* _Work to complete_:
Nothing in the data should be altered when it is repeated in full.

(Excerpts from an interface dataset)
☆ ☆ ☆ ☆ ☆
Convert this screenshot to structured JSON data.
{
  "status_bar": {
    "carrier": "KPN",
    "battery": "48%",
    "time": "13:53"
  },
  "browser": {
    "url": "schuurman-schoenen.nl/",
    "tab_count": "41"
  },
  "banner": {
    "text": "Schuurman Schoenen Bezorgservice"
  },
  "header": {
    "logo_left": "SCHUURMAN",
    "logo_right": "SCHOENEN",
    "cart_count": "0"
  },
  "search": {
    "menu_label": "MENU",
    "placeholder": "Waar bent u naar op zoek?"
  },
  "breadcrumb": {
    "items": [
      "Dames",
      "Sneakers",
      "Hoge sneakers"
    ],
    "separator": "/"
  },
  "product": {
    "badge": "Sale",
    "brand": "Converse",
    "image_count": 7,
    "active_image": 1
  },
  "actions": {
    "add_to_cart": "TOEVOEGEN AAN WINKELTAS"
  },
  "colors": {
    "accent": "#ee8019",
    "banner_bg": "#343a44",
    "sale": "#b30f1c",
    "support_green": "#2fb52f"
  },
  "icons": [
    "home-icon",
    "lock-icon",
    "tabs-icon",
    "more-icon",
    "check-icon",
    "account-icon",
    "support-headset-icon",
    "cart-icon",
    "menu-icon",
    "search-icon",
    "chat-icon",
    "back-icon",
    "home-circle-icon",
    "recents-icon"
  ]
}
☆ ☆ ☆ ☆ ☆
* _Response to the task_:
Convert this screenshot to structured JSON data.
{
  "status_bar": {
    "carrier": "KPN",
    "battery": "48%",
    "time": "13:53"
  },
  "browser": {
    "url": "schuurman-schoenen.nl/",
    "tab_count": "41"
  },
  "banner": {
    "text": "Schuurman Schoenen Bezorgservice"
  },
  "header": {
    "logo_left": "SCHUURMAN",
    "logo_right": "SCHOENEN",
    "cart_count": "0"
  },
  "search": {
    "menu_label": "MENU",
    "placeholder": "Waar bent u naar op zoek?"
  },
  "breadcrumb": {
    "items": [
      "Dames",
      "Sneakers",
      "Hoge sneakers"
    ],
    "separator": "/"
  },
  "product": {
    "badge": "Sale",
    "brand": "Converse",
    "image_count": 7,
    "active_image": 1
  },
  "actions": {
    "add_to_cart": "TOEVOEGEN AAN WINKELTAS"
  },
  "colors": {
    "accent": "#ee8019",
    "banner_bg": "#343a44",
    "sale": "#b30f1c",
    "support_green": "#2fb52f"
  },
  "icons": [
    "home-icon",
    "lock-icon",
    "tabs-icon",
    "more-icon",
    "check-icon",
    "account-icon",
    "support-headset-icon",
    "cart-icon",
    "menu-icon",
    "search-icon",
    "chat-icon",
    "back-icon",
    "home-circle-icon",
    "recents-icon"
  ]
}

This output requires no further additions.